Heat sink materials with outstanding thermal and mechanical properties to withstand very high energetic neutron irradiation and heat fluxes are desirable for future fusion reactors. Specifically, copper (Cu) alloys are potential candidates owing to the high thermal conductivity of the pure base metal. Although different strategies for strengthening Cu alloys are characterized by reduced thermal conductivity, secondary phase strengthening has proved more effective. Among the strengthened Cu alloys, CuCrZr has attracted significant research attention for heat sink applications and has been utilized in the international thermal-nuclear experimental reactor. However, its application in fusion reactors is restricted by their inadequate stability of its strengthening phases at high irradiation and elevated temperatures.
Alumina dispersion strengthened Cu (DS-Cu) alloys have been extensively investigated for heat sink applications. Although it has excellent irradiation resistance and thermal stability than CuCrZr, its mechanical properties are still characterized by some drawbacks at elevated temperatures. As the main sources of beneficial properties of DS-Cu, microscopic characteristics of nano-sized oxides such as shape, size and interfacial structures need further modification. While this can be achieved using several routes like mechanical alloying, the traditional internal oxidation route is more beneficial in reducing contamination and high scalability and mass production capability.
From the microstructure perspective, both the intra- and intergranular of alumina particles in traditional Cu-Al2O3 composites fabricated via internal oxidation are highly susceptible to agglomeration and coarsening, which may degrade irradiation and ductility properties. Therefore, it is important to tailor the nano-sized oxides to improve the properties of such DS-Cu fabricated via internal oxidation. This requires a deeper understanding of the relationship between internal oxidation experimental details and the microscopic characteristics.
On this account, Dr. Sixiang Zhao, Ms. Tingxiao Zhang and Mr. Minjing Wang from Lanzhou University of Technology investigated the various factors affecting the agglomeration and coarsening of alumina particles in Cu-Al2O3 composites fabricated through internal oxidation. The origins of agglomeration and coarsening were uncovered using a combination of Rhines-pack and powder metallurgy methods. The work is currently published in the journal, Advanced Engineering Materials.
The authors identified the factors contributing to the agglomeration and coarsening of oxide particles in Cu-Al2O3 composites manufactured via internal oxidation.
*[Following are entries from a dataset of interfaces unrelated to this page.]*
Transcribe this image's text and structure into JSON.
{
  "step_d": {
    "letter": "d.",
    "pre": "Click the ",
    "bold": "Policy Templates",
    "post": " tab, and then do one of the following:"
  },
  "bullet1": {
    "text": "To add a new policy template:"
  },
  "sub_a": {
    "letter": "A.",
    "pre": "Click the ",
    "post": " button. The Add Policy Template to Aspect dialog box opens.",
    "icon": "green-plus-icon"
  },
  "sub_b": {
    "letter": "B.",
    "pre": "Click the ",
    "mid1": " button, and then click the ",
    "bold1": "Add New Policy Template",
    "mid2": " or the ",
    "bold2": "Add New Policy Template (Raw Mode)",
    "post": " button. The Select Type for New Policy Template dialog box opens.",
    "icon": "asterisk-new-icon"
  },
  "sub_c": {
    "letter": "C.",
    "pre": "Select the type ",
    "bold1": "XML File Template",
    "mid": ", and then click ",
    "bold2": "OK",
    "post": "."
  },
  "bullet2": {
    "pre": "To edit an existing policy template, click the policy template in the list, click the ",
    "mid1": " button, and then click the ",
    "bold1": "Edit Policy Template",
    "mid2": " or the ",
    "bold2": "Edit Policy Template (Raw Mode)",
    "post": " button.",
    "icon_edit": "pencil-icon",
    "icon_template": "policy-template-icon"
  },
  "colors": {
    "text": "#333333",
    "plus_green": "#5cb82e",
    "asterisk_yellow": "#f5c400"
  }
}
These factors included grain boundaries, Al concentration, presence of water vapor and diffusion distance. An increase in the concentration of Al or diffusion distance led to coarsening of the particles. The presence of water vapor exacerbated the agglomeration and coarsening effects. While the grain boundaries were the most preferred sites for particle agglomeration, coarse and agglomerated surfaces were also formed on the powder surfaces during water atomization.
The effects of titanium doping which is less prone to activation when subjected to neutron irradiation were demonstrated. It proved to be an effective strategy for modifying the size, shape and distribution of the intra- and intergranular oxide particles in both dry and wet internal oxidation environments. This further improved the irradiation resistance and mechanical properties of the DS-Cu fabricated through a combination of internal oxidation route and powder metallurgy.
In a nutshell, an experimental study of the origin and factors contributing to agglomeration and coarsening of alumina particles were reported. By paying attention to the potential effects of the contributing factors, the findings revealed the importance of further optimization of the microscopic features of the nano-sized oxides via Ti doping. In a statement to Advances in Engineering, Dr. Sixiang Zhao explained that a combination of internal oxidation and powder metallurgy is a promising path for developing advanced and high-performance DS-Cu for future fusion reactors.
Zhao, S., Zhang, T., & Wang, M. (2021). Factors Affecting the Coarsening and Agglomeration of Alumina Particles in Cu–Al2O3 Composites Prepared with Internal Oxidation. Advanced Engineering Materials, 24(5), 2101169.